Of course both of those options would have been better than what I did. I jumbled some words together to explain my encounter with racism, then I said...
"I wanted to kick that guy in the face."
That's right. In front of a room of hundreds of people discussing non-violent solutions to mending the racial divide, I said "I wanted to kick that guy in the face."
I stood there in disbelief for a few seconds and walked back to my seat in a daze. As I returned, I saw my roommate's expression of horror. I could hear her internal thoughts begging me to sit somewhere else so she wouldn't be associated with what I just did.
My cheeks still blush at the thought of it. I imagine, if Rosa Park's, a devout woman of faith, would have been there for my comment, she would have said a prayer for me. First off, that I would stop sweating so much and secondly that I wouldn't have such violent thoughts run through my head.
Looking back I know the younger, awkward me was simply trying to express that it's not fair. None of it. Rosa riding at the back of the bus or the guy on the stoop. The older, equally awkward me still believes this, especially when even our president is someone I want to kick in the face because of his remarks.
Since these injustices continue to exist, I'm so glad Evy's school reminded me of how important it is to teach her about Rosa and the history of racism in our country. By knowing the stories of our past, she'll be able to see the world from different perspectives and also view how exemplary characters like Ms. Parks reacted non-violently in situations. I want Evy to imagine Ms. Parks standing at the bus stop, waiting for her daily walk of shame. That piercing injustice Rosa felt every time she walked by the white people sitting in the front. The way she battled the internal whispers that told her she was unworthy as she looked into the condemning eyes that watched her go by.
Hopefully she'll attempt to feel how Rosa's heart pounded as she built up the courage to say "no". The prayer she said, asking God for strength to do something that had undeserved consequences.
And most of all I wish that Evy imagines God's sweet answer. That not only would He give Rosa strength to stay in her seat, but He would also give her the guts to change the world.
I hope Evy feels that she has that power too, but with a bit more composure than her mother.
The shot below is of my girl hanging out with neighbors in our front yard.

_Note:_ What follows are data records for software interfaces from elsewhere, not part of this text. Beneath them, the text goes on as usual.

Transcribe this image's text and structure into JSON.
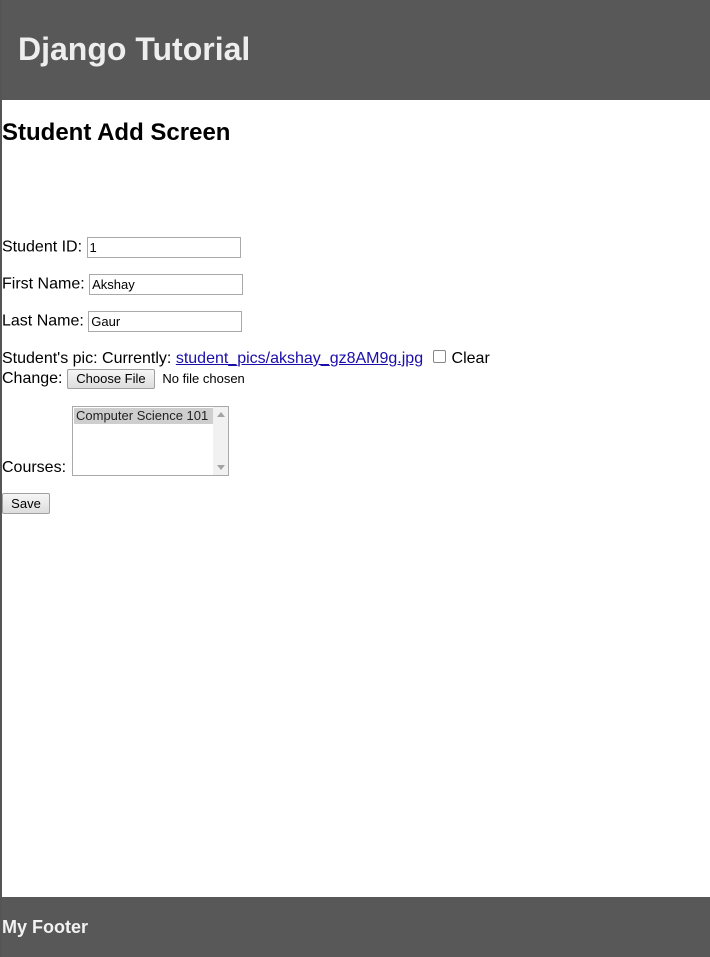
{
  "header": {
    "title": "Django Tutorial"
  },
  "page_title": "Student Add Screen",
  "form": {
    "student_id": {
      "label": "Student ID:",
      "value": "1"
    },
    "first_name": {
      "label": "First Name:",
      "value": "Akshay"
    },
    "last_name": {
      "label": "Last Name:",
      "value": "Gaur"
    },
    "pic": {
      "label": "Student's pic:",
      "currently_label": "Currently:",
      "current_file": "student_pics/akshay_gz8AM9g.jpg",
      "clear_label": "Clear",
      "clear_checked": false,
      "change_label": "Change:",
      "choose_button": "Choose File",
      "no_file_text": "No file chosen"
    },
    "courses": {
      "label": "Courses:",
      "options": [
        "Computer Science 101"
      ],
      "selected": "Computer Science 101"
    },
    "save_button": "Save"
  },
  "footer": {
    "text": "My Footer"
  },
  "colors": {
    "header_bg": "#585858",
    "footer_bg": "#585858",
    "link": "#1a0dab"
  }
}
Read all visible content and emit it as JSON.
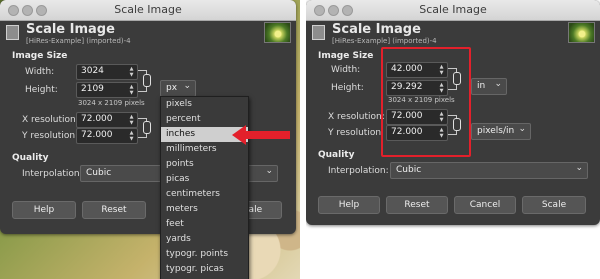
{
  "left_dialog": {
    "window_title": "Scale Image",
    "header_title": "Scale Image",
    "header_subtitle": "[HiRes-Example] (imported)-4",
    "image_size_label": "Image Size",
    "width_label": "Width:",
    "width_value": "3024",
    "height_label": "Height:",
    "height_value": "2109",
    "pixels_note": "3024 x 2109 pixels",
    "unit_selected": "px",
    "xres_label": "X resolution:",
    "xres_value": "72.000",
    "yres_label": "Y resolution:",
    "yres_value": "72.000",
    "quality_label": "Quality",
    "interpolation_label": "Interpolation:",
    "interpolation_value": "Cubic",
    "buttons": {
      "help": "Help",
      "reset": "Reset",
      "scale": "Scale"
    },
    "unit_menu": [
      "pixels",
      "percent",
      "inches",
      "millimeters",
      "points",
      "picas",
      "centimeters",
      "meters",
      "feet",
      "yards",
      "typogr. points",
      "typogr. picas"
    ],
    "highlighted_unit": "inches"
  },
  "right_dialog": {
    "window_title": "Scale Image",
    "header_title": "Scale Image",
    "header_subtitle": "[HiRes-Example] (imported)-4",
    "image_size_label": "Image Size",
    "width_label": "Width:",
    "width_value": "42.000",
    "height_label": "Height:",
    "height_value": "29.292",
    "pixels_note": "3024 x 2109 pixels",
    "unit_selected": "in",
    "xres_label": "X resolution:",
    "xres_value": "72.000",
    "yres_label": "Y resolution:",
    "yres_value": "72.000",
    "res_unit": "pixels/in",
    "quality_label": "Quality",
    "interpolation_label": "Interpolation:",
    "interpolation_value": "Cubic",
    "buttons": {
      "help": "Help",
      "reset": "Reset",
      "cancel": "Cancel",
      "scale": "Scale"
    }
  },
  "colors": {
    "annotation_red": "#e3202b",
    "dialog_bg": "#3b3b3b",
    "menu_highlight": "#cfcfcf"
  },
  "icons": [
    "chain-link-icon",
    "dropdown-caret-icon",
    "spinner-arrows-icon",
    "image-thumbnail-icon",
    "red-arrow-icon"
  ]
}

These beautiful faces are another reason why we love our new home in Durham, NC.